I purposely waited for a very dry skin day before trying this mask, because my skin is normally too balanced to really put the Manuka Honey sheet mask’s moisturizing claims to the test. Finally, there came a day when the stars aligned. I forgot to use my Hada Labo hydrating toner, skimped on my moisturizing cream because I was running low, went out in unusually arid weather, and found my skin getting drier, tighter, and more uncomfortable by the hour. By evening, I was dying to get this mask on and see if it could inject some life back into my thirsty, thirsty face.
Like the Black Berry It’s Real Squeeze Mask, the cut of the Manuka Honey sheet mask fits my face more comfortably than any other sheet mask I’ve ever tried. The mask material seems thinner and more flexible than the Black Berry’s and is also much more saturated. The essence is the clear and watery type, like the My Beauty Diary formulations I’m used to, with a soft, sweet, vaguely honeylike fragrance. So far, so good.
One caution: I accidentally got some of the essence in my eye, and holy CRAP did it sting. It stung like the vengeful ghost of some poor worker bee that had spent its entire unassuming life diligently making honey to nourish the honey bee collective, only to see the product of its labor taken away and squandered on some crazy broad’s face instead. So be careful when you’re placing this mask around your eye area and don’t let any drips reach your eyes.
The Innisfree Manuka Honey sheet mask lasted about 30 minutes on my face before drying out. Throughout that half hour, my skin felt cooled, soothed, and comfortably hydrated. I was concerned about the alcohol in the essence, since Mr. Crazy Snail Lady had had a minor reaction to Innisfree’s similarly formulated Green Tea sheet mask, but I experienced no ill effects. A little essence remained on my face after I took the mask off but absorbed fully with a little massaging and about 15 minutes of waiting. My dryness was fully cured; my skin felt moist and supple and had regained a lovely dewy glow. I sealed the essence in with a layer of Mizon Good Night White sleeping mask, and the results lasted through the next day.
Conclusion: Well, it’s nothing groundbreaking. Intense moisturization is kind of the baseline expectation of a sheet mask, and the Innisfree It’s Real Squeeze Mask in Manuka Honey doesn’t moisturize any better than many other sheet masks I’ve tried.
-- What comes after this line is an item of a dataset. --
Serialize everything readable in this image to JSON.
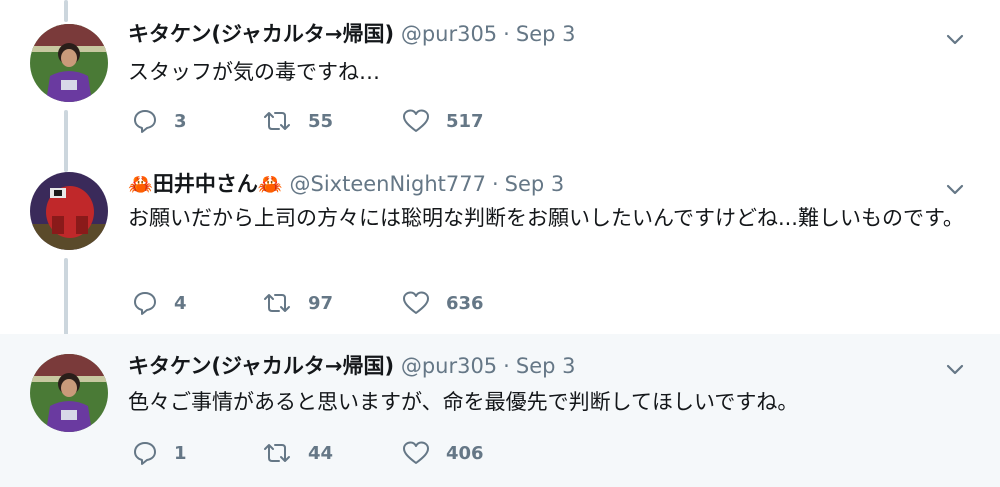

It does live up to its claims, however, and I like that it dried up faster than the MBDs, since that saved me a bit of time in the evening. It’s nice enough, and I’m relieved that it didn’t give me the kind of problems my mister had with the Green Tea.